ABOUT THIS EXERCISE
Your response should match the records line for line.

RAW DATA

**********

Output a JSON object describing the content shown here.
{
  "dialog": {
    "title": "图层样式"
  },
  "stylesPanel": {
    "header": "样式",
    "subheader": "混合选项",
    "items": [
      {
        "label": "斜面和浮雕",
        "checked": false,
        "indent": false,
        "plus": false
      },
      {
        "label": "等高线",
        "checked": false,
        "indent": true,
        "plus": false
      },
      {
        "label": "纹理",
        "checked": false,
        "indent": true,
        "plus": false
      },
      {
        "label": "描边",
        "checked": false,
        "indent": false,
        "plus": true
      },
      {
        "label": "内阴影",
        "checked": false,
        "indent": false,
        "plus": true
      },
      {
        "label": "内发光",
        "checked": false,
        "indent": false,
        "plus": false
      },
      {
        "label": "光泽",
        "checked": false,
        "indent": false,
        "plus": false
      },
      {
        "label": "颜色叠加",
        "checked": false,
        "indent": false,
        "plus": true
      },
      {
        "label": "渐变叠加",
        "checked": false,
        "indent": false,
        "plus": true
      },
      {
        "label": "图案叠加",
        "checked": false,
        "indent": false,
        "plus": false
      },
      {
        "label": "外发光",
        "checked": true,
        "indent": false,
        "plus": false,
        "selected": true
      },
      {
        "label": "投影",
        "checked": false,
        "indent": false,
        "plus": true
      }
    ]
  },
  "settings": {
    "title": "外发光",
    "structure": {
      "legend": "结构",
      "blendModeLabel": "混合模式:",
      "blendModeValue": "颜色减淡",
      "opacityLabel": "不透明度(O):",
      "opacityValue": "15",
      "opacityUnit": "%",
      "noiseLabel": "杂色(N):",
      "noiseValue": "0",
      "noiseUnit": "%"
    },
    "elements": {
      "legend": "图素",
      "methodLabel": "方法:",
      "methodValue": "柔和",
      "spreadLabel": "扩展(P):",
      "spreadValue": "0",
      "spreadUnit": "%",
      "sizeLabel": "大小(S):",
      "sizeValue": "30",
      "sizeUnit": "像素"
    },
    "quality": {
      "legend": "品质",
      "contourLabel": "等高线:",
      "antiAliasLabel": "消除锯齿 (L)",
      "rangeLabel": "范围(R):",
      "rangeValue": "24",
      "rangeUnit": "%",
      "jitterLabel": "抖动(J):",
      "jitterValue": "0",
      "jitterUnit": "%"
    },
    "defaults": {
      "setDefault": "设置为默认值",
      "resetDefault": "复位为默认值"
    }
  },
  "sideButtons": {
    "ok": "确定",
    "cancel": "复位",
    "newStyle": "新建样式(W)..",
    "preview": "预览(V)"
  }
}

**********

SOLUTION TO THE PROBLEM
Output a JSON object describing the content shown here.
{
  "dialog": {
    "title": "图层样式"
  },
  "stylesPanel": {
    "header": "样式",
    "subheader": "混合选项",
    "items": [
      {
        "label": "斜面和浮雕",
        "checked": false,
        "indent": false,
        "plus": false
      },
      {
        "label": "等高线",
        "checked": false,
        "indent": true,
        "plus": false
      },
      {
        "label": "纹理",
        "checked": false,
        "indent": true,
        "plus": false
      },
      {
        "label": "描边",
        "checked": false,
        "indent": false,
        "plus": true
      },
      {
        "label": "内阴影",
        "checked": false,
        "indent": false,
        "plus": true
      },
      {
        "label": "内发光",
        "checked": false,
        "indent": false,
        "plus": false
      },
      {
        "label": "光泽",
        "checked": false,
        "indent": false,
        "plus": false
      },
      {
        "label": "颜色叠加",
        "checked": false,
        "indent": false,
        "plus": true
      },
      {
        "label": "渐变叠加",
        "checked": false,
        "indent": false,
        "plus": true
      },
      {
        "label": "图案叠加",
        "checked": false,
        "indent": false,
        "plus": false
      },
      {
        "label": "外发光",
        "checked": true,
        "indent": false,
        "plus": false,
        "selected": true
      },
      {
        "label": "投影",
        "checked": false,
        "indent": false,
        "plus": true
      }
    ]
  },
  "settings": {
    "title": "外发光",
    "structure": {
      "legend": "结构",
      "blendModeLabel": "混合模式:",
      "blendModeValue": "颜色减淡",
      "opacityLabel": "不透明度(O):",
      "opacityValue": "15",
      "opacityUnit": "%",
      "noiseLabel": "杂色(N):",
      "noiseValue": "0",
      "noiseUnit": "%"
    },
    "elements": {
      "legend": "图素",
      "methodLabel": "方法:",
      "methodValue": "柔和",
      "spreadLabel": "扩展(P):",
      "spreadValue": "0",
      "spreadUnit": "%",
      "sizeLabel": "大小(S):",
      "sizeValue": "30",
      "sizeUnit": "像素"
    },
    "quality": {
      "legend": "品质",
      "contourLabel": "等高线:",
      "antiAliasLabel": "消除锯齿 (L)",
      "rangeLabel": "范围(R):",
      "rangeValue": "24",
      "rangeUnit": "%",
      "jitterLabel": "抖动(J):",
      "jitterValue": "0",
      "jitterUnit": "%"
    },
    "defaults": {
      "setDefault": "设置为默认值",
      "resetDefault": "复位为默认值"
    }
  },
  "sideButtons": {
    "ok": "确定",
    "cancel": "复位",
    "newStyle": "新建样式(W)..",
    "preview": "预览(V)"
  }
}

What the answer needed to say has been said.